→ **Problem to solve**: Your answer should hold each line of the material that contains the word "first".

→ **Data provided**:
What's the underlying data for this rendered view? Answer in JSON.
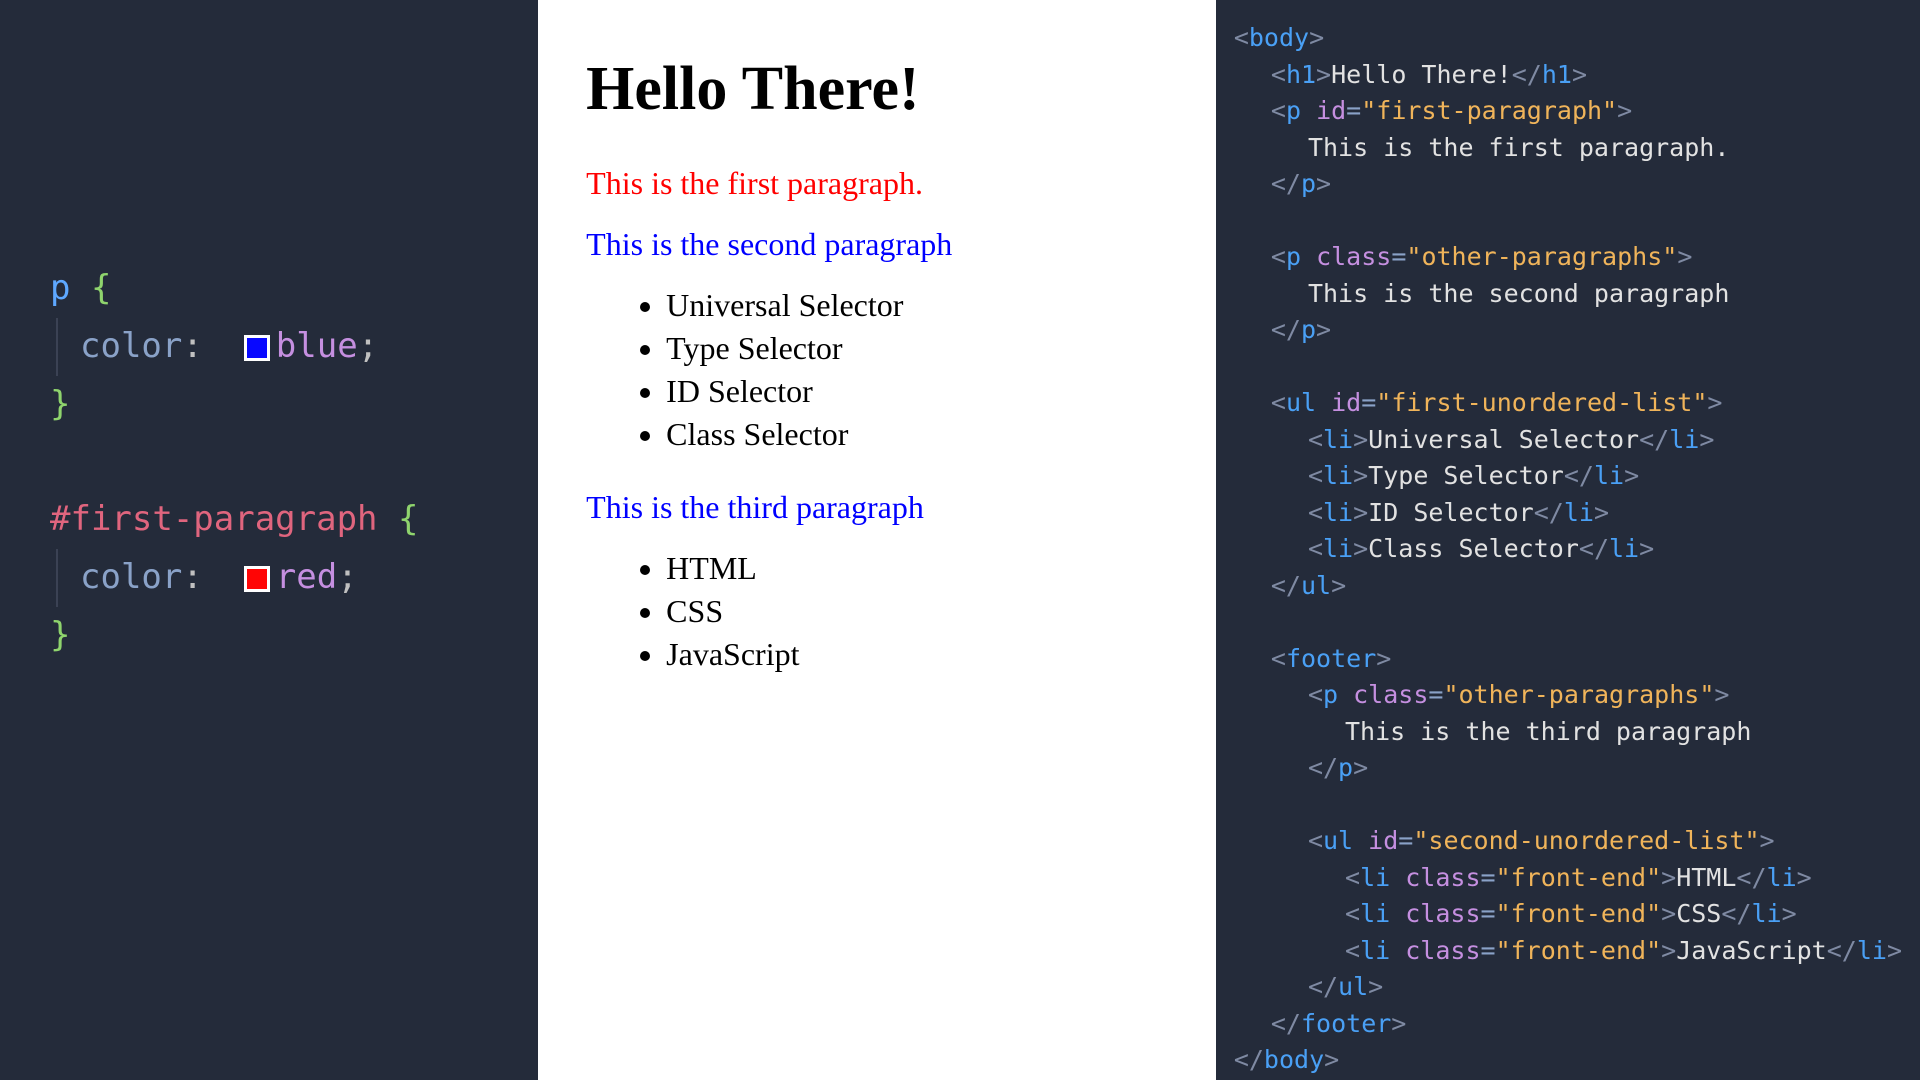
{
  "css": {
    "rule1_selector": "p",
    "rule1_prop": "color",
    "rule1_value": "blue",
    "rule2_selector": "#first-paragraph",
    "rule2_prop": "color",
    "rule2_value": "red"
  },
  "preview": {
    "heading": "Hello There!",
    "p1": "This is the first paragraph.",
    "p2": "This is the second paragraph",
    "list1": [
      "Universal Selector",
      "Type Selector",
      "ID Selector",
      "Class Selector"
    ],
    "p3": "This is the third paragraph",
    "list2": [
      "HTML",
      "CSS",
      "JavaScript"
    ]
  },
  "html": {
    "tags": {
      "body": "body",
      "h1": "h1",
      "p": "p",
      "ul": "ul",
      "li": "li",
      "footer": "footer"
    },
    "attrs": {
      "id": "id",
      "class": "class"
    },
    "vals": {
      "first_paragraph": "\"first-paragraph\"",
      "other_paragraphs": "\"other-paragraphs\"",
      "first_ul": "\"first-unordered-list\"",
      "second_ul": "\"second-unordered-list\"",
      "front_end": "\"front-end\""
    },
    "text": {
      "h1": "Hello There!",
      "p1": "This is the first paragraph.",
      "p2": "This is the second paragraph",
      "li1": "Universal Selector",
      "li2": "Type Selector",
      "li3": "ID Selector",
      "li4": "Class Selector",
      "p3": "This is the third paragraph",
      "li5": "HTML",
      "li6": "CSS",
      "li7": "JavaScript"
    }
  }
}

→ **Reply**:
    "rule2_selector": "#first-paragraph",
    "p1": "This is the first paragraph.",
      "first_paragraph": "\"first-paragraph\"",
      "first_ul": "\"first-unordered-list\"",
      "p1": "This is the first paragraph.",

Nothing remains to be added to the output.